House Bill 6 creates the Public Employee Sexual Violence Act, which will allow public employees who have suffered sexual violence in the workplace the ability to file a civil action against the perpetrator and the employee even if the applicable statute of limitations has run. Given recent events in a large state to our north, you have to wonder why this bill doesn’t have more sponsorship, but kudos to Representative Valerie Longhurst and Senator Tizzy Lockman for bring this bill forward, and hopefully it escapes the clutches of the House Administration Committee.
|House Bill 6 Sponsors||Yes Votes||No Votes|
|Current Status — House Administration 3/9/21|
This Act defines an employee as an individual employed within the State by an employer, and that employer is the State of Delaware or any political subdivision or board, department, commission, or school district thereof. It does not include the United States Federal government.
The Act defines “Sexual violence” means any of the following acts without the consent of the employee:
- An intentional touching of the anus, breast, buttocks or genitalia of another person even when covered by clothing.
- Causing or compelling a person to touch another person’s anus, breast, buttocks, or genitalia, even when covered by clothing, which touching, under the circumstances as viewed by a reasonable person, is intended to be sexual in nature.
- Oral contact with the genitalia of another person.
- Any act of physical union of the genitalia or anus of a person with the mouth, anus, or genitalia of another person. It occurs upon any penetration, however slight. Ejaculation is not required.
- The placement of any object inside the anus or vagina of another person.
- The placement of genitalia or any sexual device inside the mouth of another person.
- Threatening to engage in conduct likely to result in the commission of a sex act against another person.
- Suggesting, soliciting, requesting, commanding, importuning, or otherwise attempting to induce another person to have sexual contact or sexual intercourse knowingly that such action is likely to cause annoyance, offense, or alarm to the other person.
- The exposure of a person’s genitals to another person knowing such conduct is likely to cause affront or alarm to another person.
- Compels or induces another person to engage in any sexual act including contact, penetration or intercourse by means of instilling in another person a fear that, if such sexual act is not performed, the person or another will do any of the following: 1. Cause physical injury to the person or a family member; 2. Cause damage to property; 3. Accuse the person or a family member of a crime or cause criminal charges to be instituted against the person or a family member; 4. Expose a secret or publicize an asserted fact, whether true or false, intending to subject another person to hatred, contempt, or ridicule; 5. Perform any other act which is calculated to harm another regarding the person’s health, safety, business, career, financial condition, reputation, or person relationships.

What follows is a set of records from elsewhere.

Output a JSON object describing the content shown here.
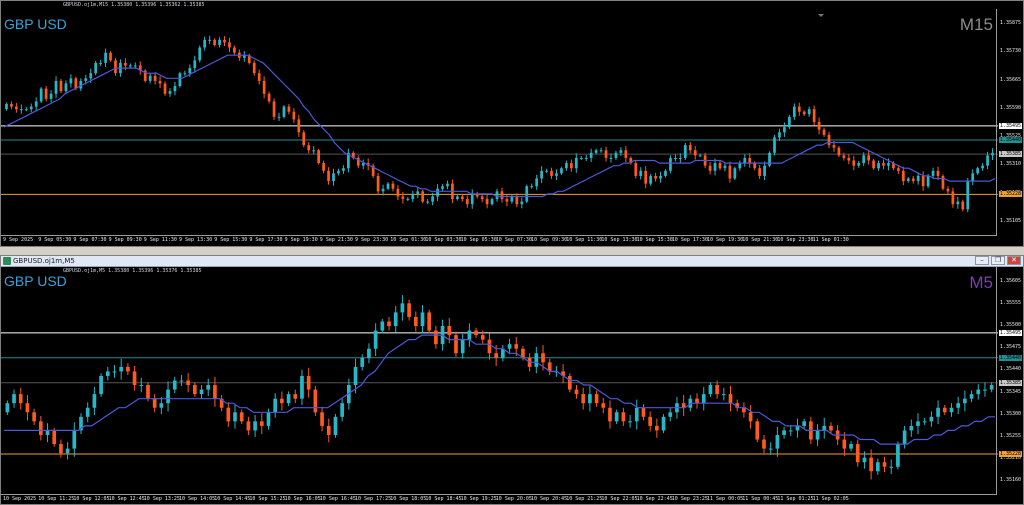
{
  "charts": [
    {
      "id": "m15",
      "window_title": "GBPUSD.oj1m,M15",
      "ohlc_text": "GBPUSD.oj1m,M15  1.35380 1.35396 1.35362 1.35385",
      "symbol": "GBP USD",
      "timeframe": "M15",
      "timeframe_color": "#8c8c8c",
      "price_labels": [
        "1.35875",
        "1.35730",
        "1.35665",
        "1.35590",
        "1.35525",
        "1.35310",
        "1.35175",
        "1.35105"
      ],
      "tags": [
        {
          "text": "1.35495",
          "bg": "#ffffff",
          "value": 1.35495
        },
        {
          "text": "1.35440",
          "bg": "#1f8f8f",
          "value": 1.3544
        },
        {
          "text": "1.35385",
          "bg": "#c8c8c8",
          "value": 1.35385
        },
        {
          "text": "1.35228",
          "bg": "#f0a030",
          "value": 1.35228
        }
      ],
      "time_labels": [
        "9 Sep 2025",
        "9 Sep 05:30",
        "9 Sep 07:30",
        "9 Sep 09:30",
        "9 Sep 11:30",
        "9 Sep 13:30",
        "9 Sep 15:30",
        "9 Sep 17:30",
        "9 Sep 19:30",
        "9 Sep 21:30",
        "9 Sep 23:30",
        "10 Sep 01:30",
        "10 Sep 03:30",
        "10 Sep 05:30",
        "10 Sep 07:30",
        "10 Sep 09:30",
        "10 Sep 11:30",
        "10 Sep 13:30",
        "10 Sep 15:30",
        "10 Sep 17:30",
        "10 Sep 19:30",
        "10 Sep 21:30",
        "10 Sep 23:30",
        "11 Sep 01:30"
      ],
      "chart_data": {
        "type": "candlestick",
        "ylim": [
          1.3507,
          1.3595
        ],
        "hlines": [
          {
            "value": 1.35495,
            "color": "#ffffff"
          },
          {
            "value": 1.3544,
            "color": "#1f8f8f"
          },
          {
            "value": 1.35385,
            "color": "#555555"
          },
          {
            "value": 1.35228,
            "color": "#f0a030"
          }
        ],
        "close": [
          1.3558,
          1.3557,
          1.3556,
          1.3556,
          1.3556,
          1.3557,
          1.3559,
          1.3564,
          1.356,
          1.3562,
          1.3567,
          1.3563,
          1.3566,
          1.3568,
          1.3564,
          1.3567,
          1.3568,
          1.357,
          1.3574,
          1.3574,
          1.3578,
          1.3575,
          1.357,
          1.3574,
          1.3573,
          1.3573,
          1.3573,
          1.3571,
          1.3567,
          1.3569,
          1.3567,
          1.3566,
          1.3562,
          1.3563,
          1.3565,
          1.357,
          1.357,
          1.3572,
          1.3575,
          1.358,
          1.3583,
          1.3583,
          1.3581,
          1.3583,
          1.3582,
          1.358,
          1.3578,
          1.3576,
          1.3577,
          1.3574,
          1.357,
          1.3567,
          1.3562,
          1.3559,
          1.3553,
          1.3553,
          1.3557,
          1.3555,
          1.3552,
          1.3547,
          1.3542,
          1.354,
          1.354,
          1.3535,
          1.3532,
          1.3528,
          1.3531,
          1.3532,
          1.3533,
          1.3539,
          1.3537,
          1.3534,
          1.3535,
          1.3534,
          1.353,
          1.3524,
          1.3525,
          1.3527,
          1.3525,
          1.3522,
          1.3521,
          1.3521,
          1.3523,
          1.3524,
          1.352,
          1.352,
          1.3522,
          1.3525,
          1.3526,
          1.3527,
          1.3521,
          1.3522,
          1.3521,
          1.3519,
          1.3523,
          1.3522,
          1.3521,
          1.3519,
          1.3521,
          1.3524,
          1.3521,
          1.352,
          1.3522,
          1.3519,
          1.352,
          1.3526,
          1.3526,
          1.3529,
          1.3532,
          1.3532,
          1.353,
          1.3531,
          1.3533,
          1.3535,
          1.3533,
          1.3537,
          1.3537,
          1.3537,
          1.3539,
          1.354,
          1.354,
          1.3537,
          1.3537,
          1.3539,
          1.354,
          1.3537,
          1.3535,
          1.353,
          1.3532,
          1.3527,
          1.353,
          1.3529,
          1.353,
          1.3532,
          1.3537,
          1.3537,
          1.3537,
          1.3542,
          1.354,
          1.3538,
          1.3538,
          1.3534,
          1.3532,
          1.3535,
          1.3533,
          1.3534,
          1.3529,
          1.3533,
          1.3535,
          1.3537,
          1.3535,
          1.3533,
          1.353,
          1.3534,
          1.3539,
          1.3545,
          1.3547,
          1.3549,
          1.3553,
          1.3557,
          1.3555,
          1.3554,
          1.3556,
          1.3551,
          1.3548,
          1.3546,
          1.3542,
          1.3541,
          1.3538,
          1.3537,
          1.3536,
          1.3534,
          1.3535,
          1.3538,
          1.3536,
          1.3533,
          1.3535,
          1.3534,
          1.3535,
          1.3533,
          1.3532,
          1.3528,
          1.3529,
          1.3528,
          1.353,
          1.3526,
          1.353,
          1.3532,
          1.353,
          1.3525,
          1.3524,
          1.3519,
          1.352,
          1.3517,
          1.3528,
          1.3531,
          1.3533,
          1.3534,
          1.3538,
          1.3539
        ],
        "ma": [
          1.3549,
          1.355,
          1.3551,
          1.3552,
          1.3553,
          1.3554,
          1.3555,
          1.3556,
          1.3557,
          1.3558,
          1.3559,
          1.356,
          1.3562,
          1.3563,
          1.3564,
          1.3565,
          1.3566,
          1.3567,
          1.3568,
          1.3569,
          1.357,
          1.3571,
          1.3572,
          1.3572,
          1.3572,
          1.3572,
          1.3572,
          1.3571,
          1.357,
          1.357,
          1.357,
          1.3569,
          1.3568,
          1.3568,
          1.3568,
          1.3568,
          1.3569,
          1.357,
          1.3571,
          1.3572,
          1.3573,
          1.3574,
          1.3575,
          1.3576,
          1.3577,
          1.3577,
          1.3577,
          1.3577,
          1.3577,
          1.3576,
          1.3575,
          1.3574,
          1.3572,
          1.357,
          1.3568,
          1.3566,
          1.3564,
          1.3562,
          1.356,
          1.3557,
          1.3555,
          1.3552,
          1.355,
          1.3548,
          1.3546,
          1.3543,
          1.3541,
          1.3539,
          1.3538,
          1.3537,
          1.3536,
          1.3535,
          1.3534,
          1.3533,
          1.3532,
          1.3531,
          1.353,
          1.3529,
          1.3528,
          1.3527,
          1.3526,
          1.3526,
          1.3525,
          1.3525,
          1.3524,
          1.3524,
          1.3524,
          1.3524,
          1.3524,
          1.3524,
          1.3524,
          1.3524,
          1.3523,
          1.3523,
          1.3523,
          1.3523,
          1.3523,
          1.3522,
          1.3522,
          1.3522,
          1.3522,
          1.3522,
          1.3522,
          1.3522,
          1.3522,
          1.3522,
          1.3522,
          1.3523,
          1.3523,
          1.3524,
          1.3524,
          1.3525,
          1.3526,
          1.3527,
          1.3528,
          1.3529,
          1.353,
          1.3531,
          1.3532,
          1.3533,
          1.3534,
          1.3534,
          1.3535,
          1.3535,
          1.3536,
          1.3536,
          1.3536,
          1.3536,
          1.3536,
          1.3535,
          1.3535,
          1.3535,
          1.3535,
          1.3535,
          1.3535,
          1.3535,
          1.3536,
          1.3536,
          1.3536,
          1.3536,
          1.3536,
          1.3536,
          1.3535,
          1.3535,
          1.3535,
          1.3535,
          1.3535,
          1.3535,
          1.3535,
          1.3535,
          1.3535,
          1.3535,
          1.3535,
          1.3535,
          1.3536,
          1.3537,
          1.3538,
          1.3539,
          1.354,
          1.3541,
          1.3542,
          1.3542,
          1.3543,
          1.3543,
          1.3543,
          1.3543,
          1.3543,
          1.3543,
          1.3542,
          1.3541,
          1.354,
          1.3539,
          1.3538,
          1.3537,
          1.3536,
          1.3535,
          1.3534,
          1.3533,
          1.3533,
          1.3532,
          1.3531,
          1.353,
          1.353,
          1.3529,
          1.3529,
          1.3529,
          1.3528,
          1.3528,
          1.3528,
          1.3528,
          1.3528,
          1.3528,
          1.3528,
          1.3528,
          1.3528,
          1.3529
        ]
      }
    },
    {
      "id": "m5",
      "window_title": "GBPUSD.oj1m,M5",
      "ohlc_text": "GBPUSD.oj1m,M5  1.35380 1.35396 1.35376 1.35385",
      "symbol": "GBP USD",
      "timeframe": "M5",
      "timeframe_color": "#7b3fb0",
      "price_labels": [
        "1.35605",
        "1.35555",
        "1.35500",
        "1.35475",
        "1.35440",
        "1.35345",
        "1.35300",
        "1.35255",
        "1.35210",
        "1.35160"
      ],
      "tags": [
        {
          "text": "1.35495",
          "bg": "#ffffff",
          "value": 1.35495
        },
        {
          "text": "1.35440",
          "bg": "#1f8f8f",
          "value": 1.3544
        },
        {
          "text": "1.35385",
          "bg": "#c8c8c8",
          "value": 1.35385
        },
        {
          "text": "1.35228",
          "bg": "#f0a030",
          "value": 1.35228
        }
      ],
      "time_labels": [
        "10 Sep 2025",
        "10 Sep 11:25",
        "10 Sep 12:05",
        "10 Sep 12:45",
        "10 Sep 13:25",
        "10 Sep 14:05",
        "10 Sep 14:45",
        "10 Sep 15:25",
        "10 Sep 16:05",
        "10 Sep 16:45",
        "10 Sep 17:25",
        "10 Sep 18:05",
        "10 Sep 18:45",
        "10 Sep 19:25",
        "10 Sep 20:05",
        "10 Sep 20:45",
        "10 Sep 21:25",
        "10 Sep 22:05",
        "10 Sep 22:45",
        "10 Sep 23:25",
        "11 Sep 00:05",
        "11 Sep 00:45",
        "11 Sep 01:25",
        "11 Sep 02:05"
      ],
      "chart_data": {
        "type": "candlestick",
        "ylim": [
          1.3514,
          1.3564
        ],
        "hlines": [
          {
            "value": 1.35495,
            "color": "#ffffff"
          },
          {
            "value": 1.3544,
            "color": "#1f8f8f"
          },
          {
            "value": 1.35385,
            "color": "#555555"
          },
          {
            "value": 1.35228,
            "color": "#f0a030"
          }
        ],
        "close": [
          1.3534,
          1.3536,
          1.3534,
          1.3532,
          1.353,
          1.3527,
          1.3528,
          1.3525,
          1.3523,
          1.3524,
          1.3528,
          1.3531,
          1.3533,
          1.3536,
          1.354,
          1.3541,
          1.3541,
          1.3542,
          1.3541,
          1.3538,
          1.3538,
          1.3535,
          1.3533,
          1.3534,
          1.3537,
          1.3539,
          1.3539,
          1.3538,
          1.3536,
          1.3537,
          1.3538,
          1.3535,
          1.3533,
          1.353,
          1.3532,
          1.353,
          1.3528,
          1.353,
          1.3529,
          1.3532,
          1.3535,
          1.3534,
          1.3536,
          1.3535,
          1.354,
          1.3537,
          1.3532,
          1.3529,
          1.3527,
          1.3531,
          1.3534,
          1.3538,
          1.3542,
          1.3544,
          1.3546,
          1.355,
          1.3552,
          1.3551,
          1.3554,
          1.3556,
          1.3553,
          1.3551,
          1.3554,
          1.355,
          1.3547,
          1.3551,
          1.3549,
          1.3545,
          1.3548,
          1.355,
          1.3549,
          1.3548,
          1.3545,
          1.3544,
          1.3546,
          1.3547,
          1.3546,
          1.3544,
          1.3542,
          1.3545,
          1.3543,
          1.3541,
          1.3541,
          1.354,
          1.3537,
          1.3536,
          1.3534,
          1.3536,
          1.3534,
          1.3533,
          1.353,
          1.3532,
          1.353,
          1.353,
          1.3533,
          1.3531,
          1.3529,
          1.3528,
          1.3531,
          1.3532,
          1.3534,
          1.3533,
          1.3535,
          1.3534,
          1.3536,
          1.3538,
          1.3536,
          1.3536,
          1.3534,
          1.3533,
          1.3532,
          1.353,
          1.3526,
          1.3524,
          1.3524,
          1.3527,
          1.3528,
          1.3528,
          1.3529,
          1.353,
          1.3526,
          1.3528,
          1.3529,
          1.3528,
          1.3526,
          1.3524,
          1.3525,
          1.3521,
          1.3522,
          1.3519,
          1.3521,
          1.352,
          1.352,
          1.3525,
          1.3528,
          1.3529,
          1.353,
          1.353,
          1.3531,
          1.3533,
          1.3532,
          1.3533,
          1.3534,
          1.3535,
          1.3536,
          1.3537,
          1.3537,
          1.3538
        ],
        "ma": [
          1.3528,
          1.3528,
          1.3528,
          1.3528,
          1.3528,
          1.3528,
          1.3528,
          1.3528,
          1.3528,
          1.3528,
          1.3528,
          1.3528,
          1.3529,
          1.3529,
          1.353,
          1.3531,
          1.3532,
          1.3533,
          1.3533,
          1.3534,
          1.3535,
          1.3535,
          1.3535,
          1.3535,
          1.3535,
          1.3535,
          1.3535,
          1.3535,
          1.3535,
          1.3535,
          1.3535,
          1.3535,
          1.3535,
          1.3534,
          1.3534,
          1.3533,
          1.3533,
          1.3532,
          1.3532,
          1.3532,
          1.3532,
          1.3532,
          1.3532,
          1.3533,
          1.3533,
          1.3533,
          1.3533,
          1.3533,
          1.3533,
          1.3534,
          1.3535,
          1.3536,
          1.3537,
          1.3538,
          1.354,
          1.3541,
          1.3543,
          1.3545,
          1.3546,
          1.3547,
          1.3548,
          1.3548,
          1.3549,
          1.3549,
          1.3549,
          1.3549,
          1.3548,
          1.3548,
          1.3548,
          1.3548,
          1.3547,
          1.3547,
          1.3547,
          1.3546,
          1.3546,
          1.3545,
          1.3545,
          1.3544,
          1.3543,
          1.3543,
          1.3542,
          1.3541,
          1.3541,
          1.354,
          1.3539,
          1.3539,
          1.3538,
          1.3538,
          1.3537,
          1.3536,
          1.3535,
          1.3535,
          1.3534,
          1.3534,
          1.3533,
          1.3533,
          1.3533,
          1.3533,
          1.3533,
          1.3533,
          1.3533,
          1.3533,
          1.3534,
          1.3534,
          1.3534,
          1.3534,
          1.3534,
          1.3534,
          1.3534,
          1.3533,
          1.3533,
          1.3532,
          1.3532,
          1.3531,
          1.353,
          1.353,
          1.3529,
          1.3529,
          1.3529,
          1.3528,
          1.3528,
          1.3528,
          1.3528,
          1.3527,
          1.3527,
          1.3527,
          1.3527,
          1.3526,
          1.3526,
          1.3526,
          1.3525,
          1.3525,
          1.3525,
          1.3525,
          1.3525,
          1.3526,
          1.3526,
          1.3526,
          1.3527,
          1.3527,
          1.3528,
          1.3528,
          1.3529,
          1.3529,
          1.353,
          1.353,
          1.3531,
          1.3531
        ]
      }
    }
  ]
}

- Interfering with another person’s work or actions by communicating sexually explicit remarks, letters or notes in person or by any electronic or digital means.
The Act basically establishes a one year amnesty period where an employee can bring an action. Here are the rules:

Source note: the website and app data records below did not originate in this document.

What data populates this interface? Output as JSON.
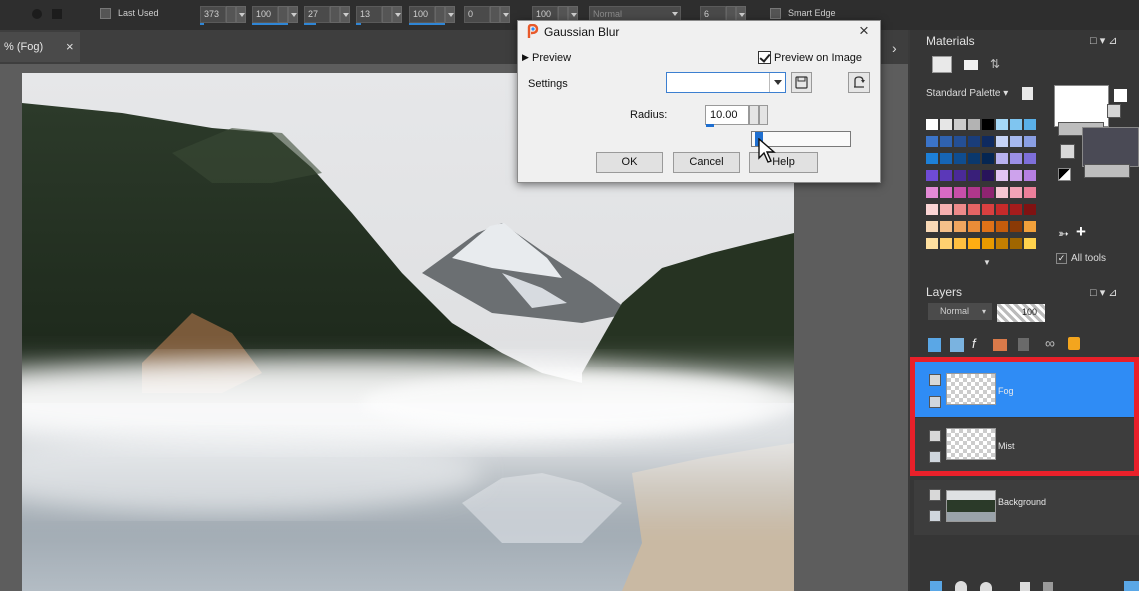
{
  "toolbar": {
    "preset_label": "Last Used",
    "size": "373",
    "hardness": "100",
    "step": "27",
    "density": "13",
    "thickness": "100",
    "rotation": "0",
    "opacity": "100",
    "blend_mode": "Normal",
    "tolerance": "6",
    "smart_edge_label": "Smart Edge"
  },
  "document_tab": {
    "label": "% (Fog)",
    "close": "×"
  },
  "dialog": {
    "title": "Gaussian Blur",
    "close": "×",
    "preview_label": "Preview",
    "preview_on_image_label": "Preview on Image",
    "preview_on_image_checked": true,
    "settings_label": "Settings",
    "settings_value": "",
    "radius_label": "Radius:",
    "radius_value": "10.00",
    "ok_label": "OK",
    "cancel_label": "Cancel",
    "help_label": "Help"
  },
  "materials": {
    "title": "Materials",
    "palette_label": "Standard Palette",
    "all_tools_label": "All tools",
    "all_tools_checked": true,
    "foreground_color": "#ffffff",
    "background_color": "#4a4a55"
  },
  "layers": {
    "title": "Layers",
    "blend_mode": "Normal",
    "opacity": "100",
    "items": [
      {
        "name": "Fog",
        "selected": true
      },
      {
        "name": "Mist",
        "selected": false
      },
      {
        "name": "Background",
        "selected": false
      }
    ]
  },
  "colors": {
    "selection_blue": "#2f8cf5",
    "highlight_red": "#e8202a",
    "accent": "#1f6fd0"
  }
}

- For a period of 1 year following the effective date of this Act, an employee who was the victim of sexual violence by a supervisor while employed by an employer in this State, and who is barred from filing suit against the supervisor or employer by virtue of a former statute of limitations, shall be permitted to file those claims in the Superior Court by verified pleading that all of the following can be established:

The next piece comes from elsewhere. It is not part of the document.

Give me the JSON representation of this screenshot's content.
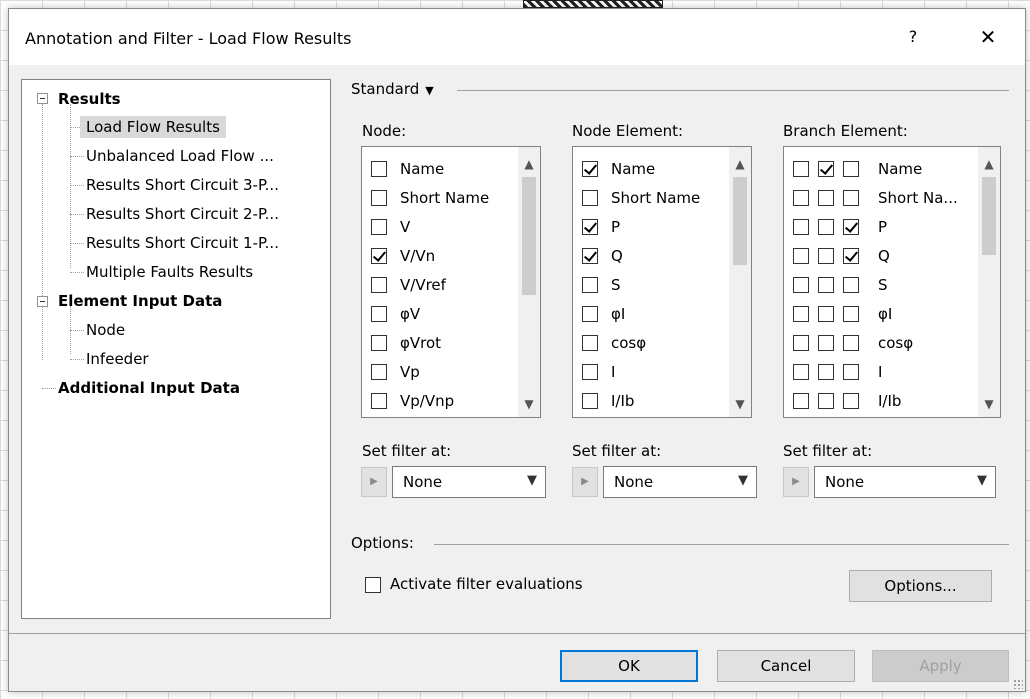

- The employee was employed by employer at the time of the sexual violence by the supervisor.
- The sexual violence occurred in this State.
- The employee did not report the sexual violence or file an action or complaint against the supervisor or employer to the Equal Employment Opportunity Commission or the Delaware Department of Labor within the applicable statute of limitations because the employer or supervisor did any one of the following: a. Took or threatened to take a materially adverse action against the employee for reporting or making other employees aware of the sexual violence by the supervisor; b. Failed to conduct an investigation of the sexual violence when on notice of the sexual violence; c. Subjected the employee to unwelcome sexual advances, requests for sexual favors, or physical conduct of a sexual nature; d. Exposed or threatened to expose a secret or publicize an asserted fact, whether true or false, intending to subject the employee to hatred, contempt, ridicule, or disciplinary action by the employer.
- The sexual violence occurred no more than 25 years prior to the effective date of the Act.